_Task prompt_:
Would you give the entries again word for word, with no pictures in the copy?

── Extracted records ──

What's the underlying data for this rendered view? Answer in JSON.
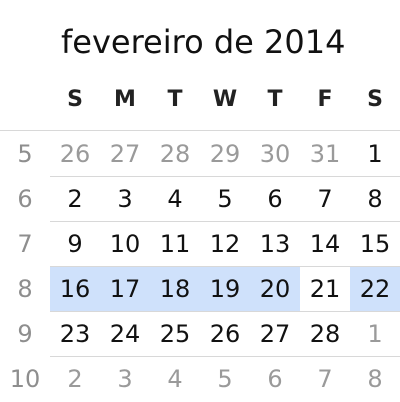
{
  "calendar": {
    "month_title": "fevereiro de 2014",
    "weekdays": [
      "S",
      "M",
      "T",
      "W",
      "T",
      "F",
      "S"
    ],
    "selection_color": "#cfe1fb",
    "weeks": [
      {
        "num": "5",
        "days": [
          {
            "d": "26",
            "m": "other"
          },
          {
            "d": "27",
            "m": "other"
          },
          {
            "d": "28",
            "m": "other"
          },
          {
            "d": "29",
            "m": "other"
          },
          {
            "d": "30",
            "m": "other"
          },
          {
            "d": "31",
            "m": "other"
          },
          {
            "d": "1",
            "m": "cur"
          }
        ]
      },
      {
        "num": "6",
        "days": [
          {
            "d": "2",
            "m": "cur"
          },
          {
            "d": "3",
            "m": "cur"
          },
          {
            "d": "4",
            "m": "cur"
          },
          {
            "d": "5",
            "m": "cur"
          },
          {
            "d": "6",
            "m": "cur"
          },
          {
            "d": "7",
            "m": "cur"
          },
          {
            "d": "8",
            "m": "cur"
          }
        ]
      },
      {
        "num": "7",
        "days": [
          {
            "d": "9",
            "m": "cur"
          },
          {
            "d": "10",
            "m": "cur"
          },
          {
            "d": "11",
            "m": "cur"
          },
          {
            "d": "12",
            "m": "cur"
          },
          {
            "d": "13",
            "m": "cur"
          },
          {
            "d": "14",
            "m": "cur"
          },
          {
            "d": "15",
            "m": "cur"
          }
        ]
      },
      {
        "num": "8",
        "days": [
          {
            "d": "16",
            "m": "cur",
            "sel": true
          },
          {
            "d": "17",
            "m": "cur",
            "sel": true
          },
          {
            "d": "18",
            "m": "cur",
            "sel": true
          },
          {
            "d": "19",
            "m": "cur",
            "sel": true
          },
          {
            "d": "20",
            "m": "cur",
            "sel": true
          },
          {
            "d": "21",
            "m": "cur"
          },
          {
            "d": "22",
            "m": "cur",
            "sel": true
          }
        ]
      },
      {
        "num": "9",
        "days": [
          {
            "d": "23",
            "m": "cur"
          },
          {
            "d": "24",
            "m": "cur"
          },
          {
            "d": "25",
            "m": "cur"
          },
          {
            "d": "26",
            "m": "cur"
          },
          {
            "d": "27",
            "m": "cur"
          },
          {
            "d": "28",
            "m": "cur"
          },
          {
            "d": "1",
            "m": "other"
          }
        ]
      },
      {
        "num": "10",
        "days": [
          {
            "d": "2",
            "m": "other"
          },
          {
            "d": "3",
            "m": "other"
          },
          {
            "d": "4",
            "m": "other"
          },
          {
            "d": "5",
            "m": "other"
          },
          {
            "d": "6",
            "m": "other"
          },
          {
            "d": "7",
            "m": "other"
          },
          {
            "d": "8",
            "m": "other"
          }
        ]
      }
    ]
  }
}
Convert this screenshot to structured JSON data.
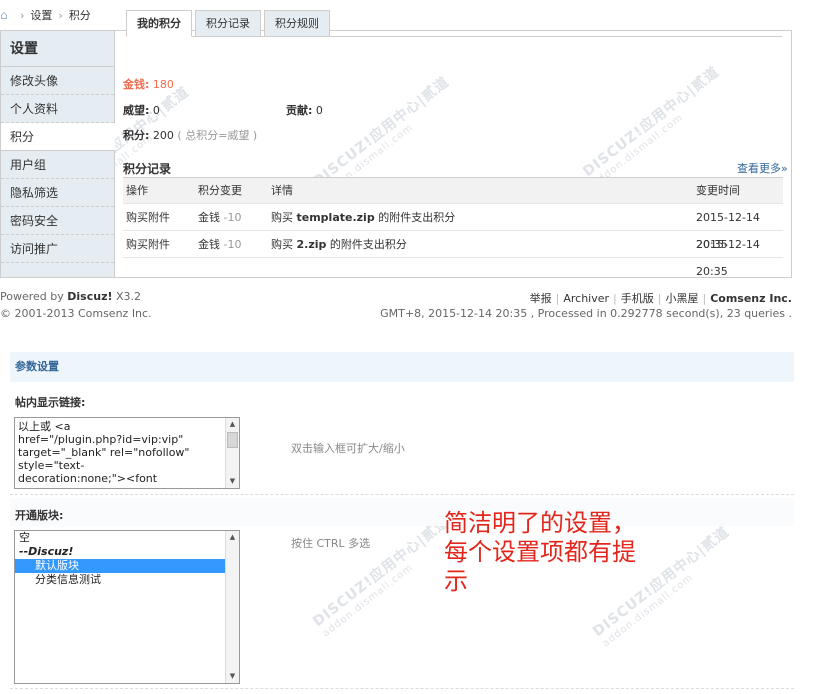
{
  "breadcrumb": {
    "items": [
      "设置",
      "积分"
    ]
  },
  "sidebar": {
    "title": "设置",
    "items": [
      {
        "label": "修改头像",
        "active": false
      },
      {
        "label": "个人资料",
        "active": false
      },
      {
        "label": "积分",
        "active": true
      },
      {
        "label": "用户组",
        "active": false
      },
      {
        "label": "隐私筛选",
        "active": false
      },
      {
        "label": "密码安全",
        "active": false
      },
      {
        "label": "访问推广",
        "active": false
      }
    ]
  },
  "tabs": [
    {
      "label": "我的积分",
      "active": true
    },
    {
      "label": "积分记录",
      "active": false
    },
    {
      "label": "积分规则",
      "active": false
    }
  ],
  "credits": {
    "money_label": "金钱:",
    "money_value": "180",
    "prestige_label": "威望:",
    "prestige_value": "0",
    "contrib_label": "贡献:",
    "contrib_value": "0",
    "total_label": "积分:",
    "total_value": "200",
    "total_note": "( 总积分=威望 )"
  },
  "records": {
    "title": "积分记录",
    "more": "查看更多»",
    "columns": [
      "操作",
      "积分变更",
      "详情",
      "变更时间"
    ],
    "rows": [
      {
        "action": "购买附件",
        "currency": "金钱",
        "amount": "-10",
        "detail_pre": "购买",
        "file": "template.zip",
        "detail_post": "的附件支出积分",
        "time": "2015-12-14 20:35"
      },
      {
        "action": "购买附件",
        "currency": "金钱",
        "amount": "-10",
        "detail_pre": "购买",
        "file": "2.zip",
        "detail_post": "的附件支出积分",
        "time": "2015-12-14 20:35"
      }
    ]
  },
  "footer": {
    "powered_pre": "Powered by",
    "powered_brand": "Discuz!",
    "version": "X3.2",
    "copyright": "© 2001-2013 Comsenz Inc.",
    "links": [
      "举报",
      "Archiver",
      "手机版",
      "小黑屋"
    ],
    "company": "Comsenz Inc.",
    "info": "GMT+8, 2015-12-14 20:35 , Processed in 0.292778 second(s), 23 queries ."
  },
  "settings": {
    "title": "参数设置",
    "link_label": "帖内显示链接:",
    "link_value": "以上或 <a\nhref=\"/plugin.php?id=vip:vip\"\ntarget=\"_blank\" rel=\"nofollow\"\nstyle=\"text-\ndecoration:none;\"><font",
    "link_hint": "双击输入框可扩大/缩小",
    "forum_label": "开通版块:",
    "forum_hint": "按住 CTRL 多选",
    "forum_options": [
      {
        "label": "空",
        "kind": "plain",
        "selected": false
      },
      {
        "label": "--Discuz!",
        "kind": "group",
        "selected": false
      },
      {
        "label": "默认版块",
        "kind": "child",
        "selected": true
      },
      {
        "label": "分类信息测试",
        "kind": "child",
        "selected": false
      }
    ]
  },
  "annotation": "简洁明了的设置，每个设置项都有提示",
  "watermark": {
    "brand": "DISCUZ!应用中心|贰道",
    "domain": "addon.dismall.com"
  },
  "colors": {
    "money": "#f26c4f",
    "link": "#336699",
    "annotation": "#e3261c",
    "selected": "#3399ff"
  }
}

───

_Answer to this task_:
What's the underlying data for this rendered view? Answer in JSON.
{
  "calendar": {
    "month_title": "fevereiro de 2014",
    "weekdays": [
      "S",
      "M",
      "T",
      "W",
      "T",
      "F",
      "S"
    ],
    "selection_color": "#cfe1fb",
    "weeks": [
      {
        "num": "5",
        "days": [
          {
            "d": "26",
            "m": "other"
          },
          {
            "d": "27",
            "m": "other"
          },
          {
            "d": "28",
            "m": "other"
          },
          {
            "d": "29",
            "m": "other"
          },
          {
            "d": "30",
            "m": "other"
          },
          {
            "d": "31",
            "m": "other"
          },
          {
            "d": "1",
            "m": "cur"
          }
        ]
      },
      {
        "num": "6",
        "days": [
          {
            "d": "2",
            "m": "cur"
          },
          {
            "d": "3",
            "m": "cur"
          },
          {
            "d": "4",
            "m": "cur"
          },
          {
            "d": "5",
            "m": "cur"
          },
          {
            "d": "6",
            "m": "cur"
          },
          {
            "d": "7",
            "m": "cur"
          },
          {
            "d": "8",
            "m": "cur"
          }
        ]
      },
      {
        "num": "7",
        "days": [
          {
            "d": "9",
            "m": "cur"
          },
          {
            "d": "10",
            "m": "cur"
          },
          {
            "d": "11",
            "m": "cur"
          },
          {
            "d": "12",
            "m": "cur"
          },
          {
            "d": "13",
            "m": "cur"
          },
          {
            "d": "14",
            "m": "cur"
          },
          {
            "d": "15",
            "m": "cur"
          }
        ]
      },
      {
        "num": "8",
        "days": [
          {
            "d": "16",
            "m": "cur",
            "sel": true
          },
          {
            "d": "17",
            "m": "cur",
            "sel": true
          },
          {
            "d": "18",
            "m": "cur",
            "sel": true
          },
          {
            "d": "19",
            "m": "cur",
            "sel": true
          },
          {
            "d": "20",
            "m": "cur",
            "sel": true
          },
          {
            "d": "21",
            "m": "cur"
          },
          {
            "d": "22",
            "m": "cur",
            "sel": true
          }
        ]
      },
      {
        "num": "9",
        "days": [
          {
            "d": "23",
            "m": "cur"
          },
          {
            "d": "24",
            "m": "cur"
          },
          {
            "d": "25",
            "m": "cur"
          },
          {
            "d": "26",
            "m": "cur"
          },
          {
            "d": "27",
            "m": "cur"
          },
          {
            "d": "28",
            "m": "cur"
          },
          {
            "d": "1",
            "m": "other"
          }
        ]
      },
      {
        "num": "10",
        "days": [
          {
            "d": "2",
            "m": "other"
          },
          {
            "d": "3",
            "m": "other"
          },
          {
            "d": "4",
            "m": "other"
          },
          {
            "d": "5",
            "m": "other"
          },
          {
            "d": "6",
            "m": "other"
          },
          {
            "d": "7",
            "m": "other"
          },
          {
            "d": "8",
            "m": "other"
          }
        ]
      }
    ]
  }
}
Convert this screenshot to structured JSON data.
{
  "breadcrumb": {
    "items": [
      "设置",
      "积分"
    ]
  },
  "sidebar": {
    "title": "设置",
    "items": [
      {
        "label": "修改头像",
        "active": false
      },
      {
        "label": "个人资料",
        "active": false
      },
      {
        "label": "积分",
        "active": true
      },
      {
        "label": "用户组",
        "active": false
      },
      {
        "label": "隐私筛选",
        "active": false
      },
      {
        "label": "密码安全",
        "active": false
      },
      {
        "label": "访问推广",
        "active": false
      }
    ]
  },
  "tabs": [
    {
      "label": "我的积分",
      "active": true
    },
    {
      "label": "积分记录",
      "active": false
    },
    {
      "label": "积分规则",
      "active": false
    }
  ],
  "credits": {
    "money_label": "金钱:",
    "money_value": "180",
    "prestige_label": "威望:",
    "prestige_value": "0",
    "contrib_label": "贡献:",
    "contrib_value": "0",
    "total_label": "积分:",
    "total_value": "200",
    "total_note": "( 总积分=威望 )"
  },
  "records": {
    "title": "积分记录",
    "more": "查看更多»",
    "columns": [
      "操作",
      "积分变更",
      "详情",
      "变更时间"
    ],
    "rows": [
      {
        "action": "购买附件",
        "currency": "金钱",
        "amount": "-10",
        "detail_pre": "购买",
        "file": "template.zip",
        "detail_post": "的附件支出积分",
        "time": "2015-12-14 20:35"
      },
      {
        "action": "购买附件",
        "currency": "金钱",
        "amount": "-10",
        "detail_pre": "购买",
        "file": "2.zip",
        "detail_post": "的附件支出积分",
        "time": "2015-12-14 20:35"
      }
    ]
  },
  "footer": {
    "powered_pre": "Powered by",
    "powered_brand": "Discuz!",
    "version": "X3.2",
    "copyright": "© 2001-2013 Comsenz Inc.",
    "links": [
      "举报",
      "Archiver",
      "手机版",
      "小黑屋"
    ],
    "company": "Comsenz Inc.",
    "info": "GMT+8, 2015-12-14 20:35 , Processed in 0.292778 second(s), 23 queries ."
  },
  "settings": {
    "title": "参数设置",
    "link_label": "帖内显示链接:",
    "link_value": "以上或 <a\nhref=\"/plugin.php?id=vip:vip\"\ntarget=\"_blank\" rel=\"nofollow\"\nstyle=\"text-\ndecoration:none;\"><font",
    "link_hint": "双击输入框可扩大/缩小",
    "forum_label": "开通版块:",
    "forum_hint": "按住 CTRL 多选",
    "forum_options": [
      {
        "label": "空",
        "kind": "plain",
        "selected": false
      },
      {
        "label": "--Discuz!",
        "kind": "group",
        "selected": false
      },
      {
        "label": "默认版块",
        "kind": "child",
        "selected": true
      },
      {
        "label": "分类信息测试",
        "kind": "child",
        "selected": false
      }
    ]
  },
  "annotation": "简洁明了的设置，每个设置项都有提示",
  "watermark": {
    "brand": "DISCUZ!应用中心|贰道",
    "domain": "addon.dismall.com"
  },
  "colors": {
    "money": "#f26c4f",
    "link": "#336699",
    "annotation": "#e3261c",
    "selected": "#3399ff"
  }
}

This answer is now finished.